Recorded data:
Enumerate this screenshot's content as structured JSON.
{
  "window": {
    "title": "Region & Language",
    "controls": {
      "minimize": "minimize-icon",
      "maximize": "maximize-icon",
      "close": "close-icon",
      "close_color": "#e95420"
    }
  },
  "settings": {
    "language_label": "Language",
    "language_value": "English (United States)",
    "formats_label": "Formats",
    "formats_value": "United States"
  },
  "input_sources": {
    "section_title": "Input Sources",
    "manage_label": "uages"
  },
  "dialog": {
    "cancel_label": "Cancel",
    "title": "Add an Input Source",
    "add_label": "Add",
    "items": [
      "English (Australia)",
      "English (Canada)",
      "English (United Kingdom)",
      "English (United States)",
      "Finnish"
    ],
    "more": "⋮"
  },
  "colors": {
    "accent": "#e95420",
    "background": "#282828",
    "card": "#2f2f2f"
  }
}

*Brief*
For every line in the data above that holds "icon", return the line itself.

*Exercise result*
      "minimize": "minimize-icon",
      "maximize": "maximize-icon",
      "close": "close-icon",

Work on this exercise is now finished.